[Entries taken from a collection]
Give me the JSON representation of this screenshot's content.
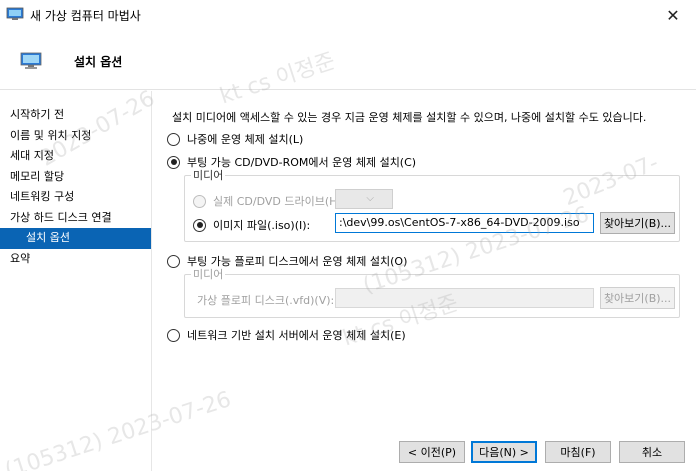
{
  "window": {
    "title": "새 가상 컴퓨터 마법사",
    "close_glyph": "✕"
  },
  "header": {
    "title": "설치 옵션"
  },
  "sidebar": {
    "items": [
      {
        "label": "시작하기 전"
      },
      {
        "label": "이름 및 위치 지정"
      },
      {
        "label": "세대 지정"
      },
      {
        "label": "메모리 할당"
      },
      {
        "label": "네트워킹 구성"
      },
      {
        "label": "가상 하드 디스크 연결"
      },
      {
        "label": "설치 옵션"
      },
      {
        "label": "요약"
      }
    ],
    "active_item": "설치 옵션"
  },
  "main": {
    "description": "설치 미디어에 액세스할 수 있는 경우 지금 운영 체제를 설치할 수 있으며, 나중에 설치할 수도 있습니다.",
    "option_later": "나중에 운영 체제 설치(L)",
    "option_cd": "부팅 가능 CD/DVD-ROM에서 운영 체제 설치(C)",
    "media_legend": "미디어",
    "physical_drive_label": "실제 CD/DVD 드라이브(H):",
    "image_file_label": "이미지 파일(.iso)(I):",
    "image_file_value": ":\\dev\\99.os\\CentOS-7-x86_64-DVD-2009.iso",
    "browse_label": "찾아보기(B)...",
    "option_floppy": "부팅 가능 플로피 디스크에서 운영 체제 설치(O)",
    "floppy_media_legend": "미디어",
    "floppy_file_label": "가상 플로피 디스크(.vfd)(V):",
    "floppy_file_value": "",
    "floppy_browse_label": "찾아보기(B)...",
    "option_network": "네트워크 기반 설치 서버에서 운영 체제 설치(E)",
    "selected_option": "option_cd"
  },
  "footer": {
    "back_label": "< 이전(P)",
    "next_label": "다음(N) >",
    "finish_label": "마침(F)",
    "cancel_label": "취소"
  },
  "watermark": {
    "text_1": "kt cs 이정준",
    "text_2": "kt cs 이정준",
    "text_3": "(105312) 2023-07-26",
    "text_4": "(105312) 2023-07-26",
    "text_5": "2023-07-26",
    "text_6": "2023-07-"
  },
  "icons": {
    "app": "vm-wizard-icon",
    "header": "monitor-icon",
    "close": "close-icon",
    "dropdown": "chevron-down-icon"
  },
  "colors": {
    "accent": "#0078d7",
    "sidebar_active": "#0a64b4"
  }
}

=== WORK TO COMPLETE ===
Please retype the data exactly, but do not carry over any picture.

=== REPLY ===
Give me the JSON representation of this screenshot's content.
{
  "window": {
    "title": "새 가상 컴퓨터 마법사",
    "close_glyph": "✕"
  },
  "header": {
    "title": "설치 옵션"
  },
  "sidebar": {
    "items": [
      {
        "label": "시작하기 전"
      },
      {
        "label": "이름 및 위치 지정"
      },
      {
        "label": "세대 지정"
      },
      {
        "label": "메모리 할당"
      },
      {
        "label": "네트워킹 구성"
      },
      {
        "label": "가상 하드 디스크 연결"
      },
      {
        "label": "설치 옵션"
      },
      {
        "label": "요약"
      }
    ],
    "active_item": "설치 옵션"
  },
  "main": {
    "description": "설치 미디어에 액세스할 수 있는 경우 지금 운영 체제를 설치할 수 있으며, 나중에 설치할 수도 있습니다.",
    "option_later": "나중에 운영 체제 설치(L)",
    "option_cd": "부팅 가능 CD/DVD-ROM에서 운영 체제 설치(C)",
    "media_legend": "미디어",
    "physical_drive_label": "실제 CD/DVD 드라이브(H):",
    "image_file_label": "이미지 파일(.iso)(I):",
    "image_file_value": ":\\dev\\99.os\\CentOS-7-x86_64-DVD-2009.iso",
    "browse_label": "찾아보기(B)...",
    "option_floppy": "부팅 가능 플로피 디스크에서 운영 체제 설치(O)",
    "floppy_media_legend": "미디어",
    "floppy_file_label": "가상 플로피 디스크(.vfd)(V):",
    "floppy_file_value": "",
    "floppy_browse_label": "찾아보기(B)...",
    "option_network": "네트워크 기반 설치 서버에서 운영 체제 설치(E)",
    "selected_option": "option_cd"
  },
  "footer": {
    "back_label": "< 이전(P)",
    "next_label": "다음(N) >",
    "finish_label": "마침(F)",
    "cancel_label": "취소"
  },
  "watermark": {
    "text_1": "kt cs 이정준",
    "text_2": "kt cs 이정준",
    "text_3": "(105312) 2023-07-26",
    "text_4": "(105312) 2023-07-26",
    "text_5": "2023-07-26",
    "text_6": "2023-07-"
  },
  "icons": {
    "app": "vm-wizard-icon",
    "header": "monitor-icon",
    "close": "close-icon",
    "dropdown": "chevron-down-icon"
  },
  "colors": {
    "accent": "#0078d7",
    "sidebar_active": "#0a64b4"
  }
}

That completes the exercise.